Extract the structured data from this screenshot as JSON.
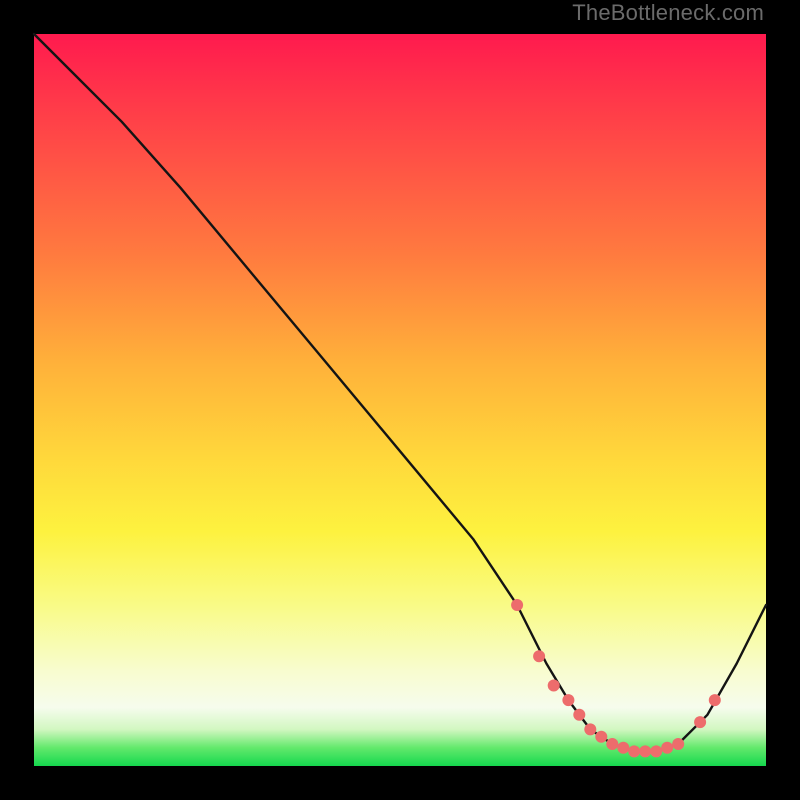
{
  "watermark": "TheBottleneck.com",
  "chart_data": {
    "type": "line",
    "title": "",
    "xlabel": "",
    "ylabel": "",
    "xlim": [
      0,
      100
    ],
    "ylim": [
      0,
      100
    ],
    "series": [
      {
        "name": "bottleneck-curve",
        "x": [
          0,
          5,
          12,
          20,
          30,
          40,
          50,
          60,
          66,
          70,
          73,
          76,
          79,
          82,
          85,
          88,
          92,
          96,
          100
        ],
        "y": [
          100,
          95,
          88,
          79,
          67,
          55,
          43,
          31,
          22,
          14,
          9,
          5,
          3,
          2,
          2,
          3,
          7,
          14,
          22
        ]
      }
    ],
    "markers": {
      "name": "highlight-dots",
      "x": [
        66,
        69,
        71,
        73,
        74.5,
        76,
        77.5,
        79,
        80.5,
        82,
        83.5,
        85,
        86.5,
        88,
        91,
        93
      ],
      "y": [
        22,
        15,
        11,
        9,
        7,
        5,
        4,
        3,
        2.5,
        2,
        2,
        2,
        2.5,
        3,
        6,
        9
      ]
    },
    "background_gradient": {
      "stops": [
        {
          "pos": 0,
          "color": "#ff1a4e"
        },
        {
          "pos": 0.45,
          "color": "#ffb13a"
        },
        {
          "pos": 0.78,
          "color": "#f9fb86"
        },
        {
          "pos": 0.92,
          "color": "#f6fced"
        },
        {
          "pos": 1.0,
          "color": "#15d84e"
        }
      ]
    }
  }
}
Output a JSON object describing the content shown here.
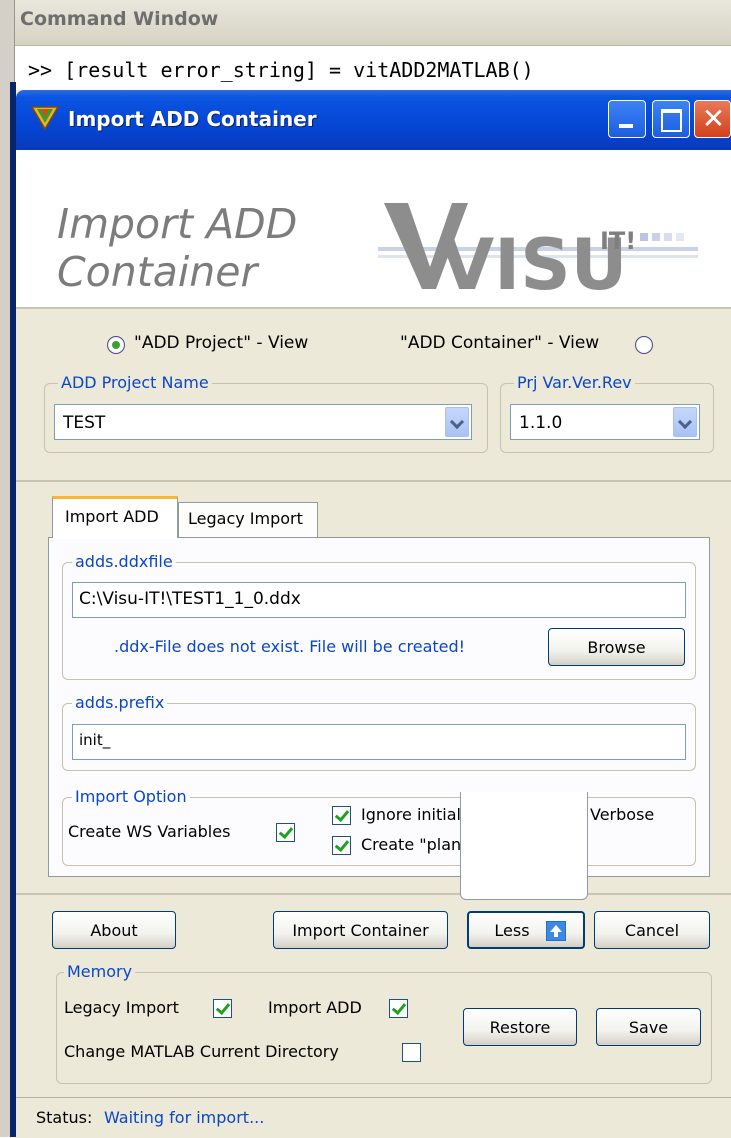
{
  "command_window": {
    "title": "Command Window",
    "command_line": ">> [result error_string] = vitADD2MATLAB()"
  },
  "dialog": {
    "title": "Import ADD Container",
    "header_title": "Import ADD Container",
    "logo_text": "VISU",
    "logo_suffix": "IT!"
  },
  "view": {
    "project_view_label": "\"ADD Project\" - View",
    "container_view_label": "\"ADD Container\" - View",
    "selected": "project"
  },
  "project": {
    "name_group": "ADD Project Name",
    "name_value": "TEST",
    "version_group": "Prj Var.Ver.Rev",
    "version_value": "1.1.0"
  },
  "tabs": [
    {
      "label": "Import ADD",
      "active": true
    },
    {
      "label": "Legacy Import",
      "active": false
    }
  ],
  "import_add": {
    "ddxfile_group": "adds.ddxfile",
    "ddxfile_value": "C:\\Visu-IT!\\TEST1_1_0.ddx",
    "ddx_message": ".ddx-File does not exist. File will be created!",
    "browse_label": "Browse",
    "prefix_group": "adds.prefix",
    "prefix_value": "init_",
    "option_group": "Import Option",
    "create_ws_label": "Create WS Variables",
    "create_ws_checked": true,
    "ignore_initial_label": "Ignore initial Values",
    "ignore_initial_checked": true,
    "verbose_label": "Verbose",
    "verbose_checked": true,
    "create_plane_label": "Create \"plane\" WS Variables",
    "create_plane_checked": true
  },
  "buttons": {
    "about": "About",
    "import_container": "Import Container",
    "less": "Less",
    "cancel": "Cancel",
    "restore": "Restore",
    "save": "Save"
  },
  "memory": {
    "group": "Memory",
    "legacy_import_label": "Legacy Import",
    "legacy_import_checked": true,
    "import_add_label": "Import ADD",
    "import_add_checked": true,
    "change_dir_label": "Change MATLAB Current Directory",
    "change_dir_checked": false
  },
  "status": {
    "label": "Status:",
    "value": "Waiting for import..."
  },
  "colors": {
    "titlebar": "#0648d8",
    "group_title": "#0a46c8",
    "check_mark": "#21a121",
    "dialog_bg": "#ece9d8"
  }
}
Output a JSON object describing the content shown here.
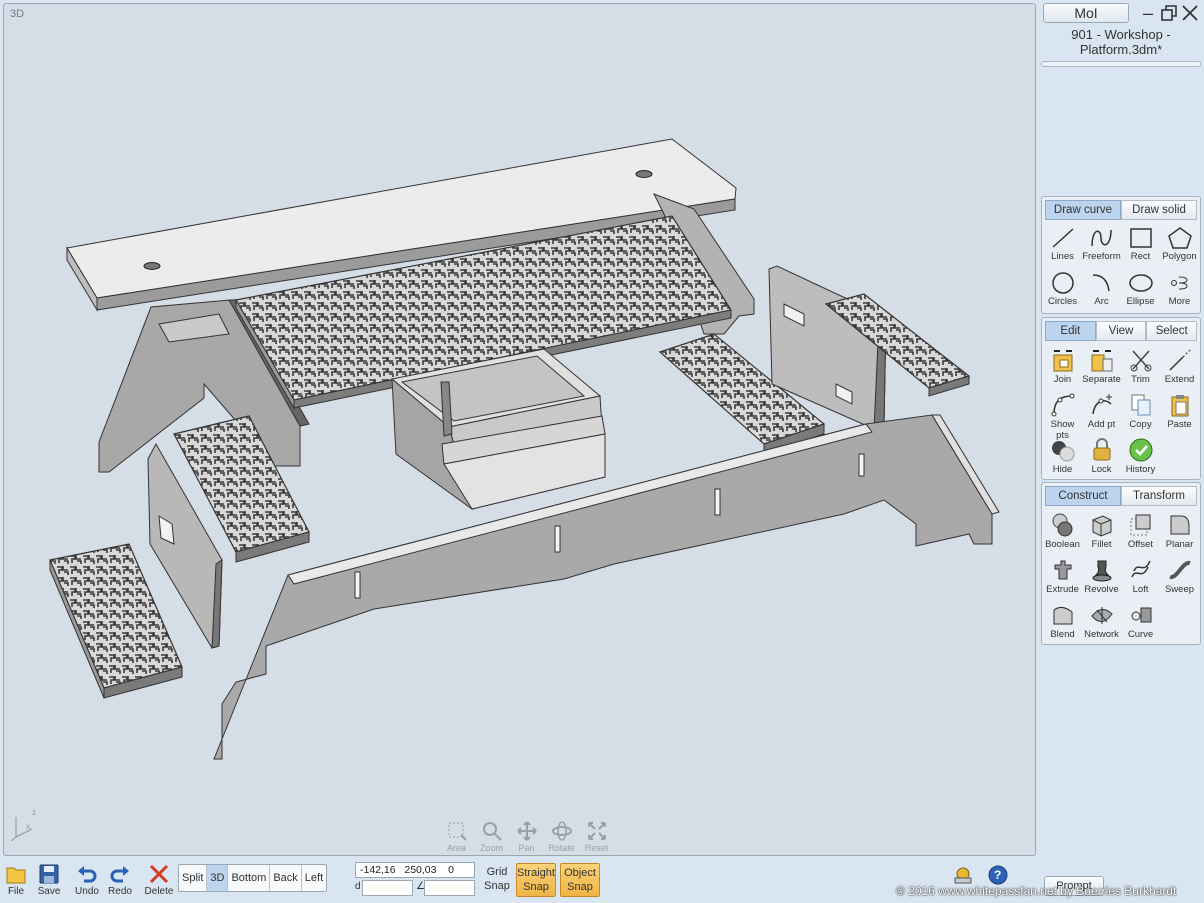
{
  "viewport": {
    "label": "3D"
  },
  "nav": [
    "Area",
    "Zoom",
    "Pan",
    "Rotate",
    "Reset"
  ],
  "app": {
    "name": "MoI",
    "file_name": "901 - Workshop - Platform.3dm*"
  },
  "draw_palette": {
    "tabs": [
      "Draw curve",
      "Draw solid"
    ],
    "tools": [
      {
        "label": "Lines",
        "icon": "lines-icon"
      },
      {
        "label": "Freeform",
        "icon": "freeform-icon"
      },
      {
        "label": "Rect",
        "icon": "rect-icon"
      },
      {
        "label": "Polygon",
        "icon": "polygon-icon"
      },
      {
        "label": "Circles",
        "icon": "circle-icon"
      },
      {
        "label": "Arc",
        "icon": "arc-icon"
      },
      {
        "label": "Ellipse",
        "icon": "ellipse-icon"
      },
      {
        "label": "More",
        "icon": "more-icon"
      }
    ]
  },
  "edit_palette": {
    "tabs": [
      "Edit",
      "View",
      "Select"
    ],
    "tools": [
      {
        "label": "Join",
        "icon": "join-icon"
      },
      {
        "label": "Separate",
        "icon": "separate-icon"
      },
      {
        "label": "Trim",
        "icon": "trim-icon"
      },
      {
        "label": "Extend",
        "icon": "extend-icon"
      },
      {
        "label": "Show pts",
        "icon": "show-points-icon"
      },
      {
        "label": "Add pt",
        "icon": "add-point-icon"
      },
      {
        "label": "Copy",
        "icon": "copy-icon"
      },
      {
        "label": "Paste",
        "icon": "paste-icon"
      },
      {
        "label": "Hide",
        "icon": "hide-icon"
      },
      {
        "label": "Lock",
        "icon": "lock-icon"
      },
      {
        "label": "History",
        "icon": "history-icon"
      }
    ]
  },
  "construct_palette": {
    "tabs": [
      "Construct",
      "Transform"
    ],
    "tools": [
      {
        "label": "Boolean",
        "icon": "boolean-icon"
      },
      {
        "label": "Fillet",
        "icon": "fillet-icon"
      },
      {
        "label": "Offset",
        "icon": "offset-icon"
      },
      {
        "label": "Planar",
        "icon": "planar-icon"
      },
      {
        "label": "Extrude",
        "icon": "extrude-icon"
      },
      {
        "label": "Revolve",
        "icon": "revolve-icon"
      },
      {
        "label": "Loft",
        "icon": "loft-icon"
      },
      {
        "label": "Sweep",
        "icon": "sweep-icon"
      },
      {
        "label": "Blend",
        "icon": "blend-icon"
      },
      {
        "label": "Network",
        "icon": "network-icon"
      },
      {
        "label": "Curve",
        "icon": "curve-icon"
      }
    ]
  },
  "toolbar": {
    "file": "File",
    "save": "Save",
    "undo": "Undo",
    "redo": "Redo",
    "delete": "Delete",
    "views": [
      "Split",
      "3D",
      "Bottom",
      "Back",
      "Left"
    ],
    "coords": "-142,16   250,03    0",
    "d_label": "d",
    "angle_label": "∠",
    "grid_snap": [
      "Grid",
      "Snap"
    ],
    "straight_snap": [
      "Straight",
      "Snap"
    ],
    "object_snap": [
      "Object",
      "Snap"
    ]
  },
  "copyright": "© 2016 www.whitepassfan.net by Boerries Burkhardt",
  "prompt": "Prompt",
  "colors": {
    "accent_blue": "#bcd4ee",
    "snap_orange": "#f0b445",
    "viewport_bg": "#d5dde6"
  }
}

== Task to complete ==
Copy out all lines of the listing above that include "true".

== Result below ==
      "active": true
    "create_ws_checked": true,
    "ignore_initial_checked": true,
    "verbose_checked": true,
    "create_plane_checked": true
    "legacy_import_checked": true,
    "import_add_checked": true,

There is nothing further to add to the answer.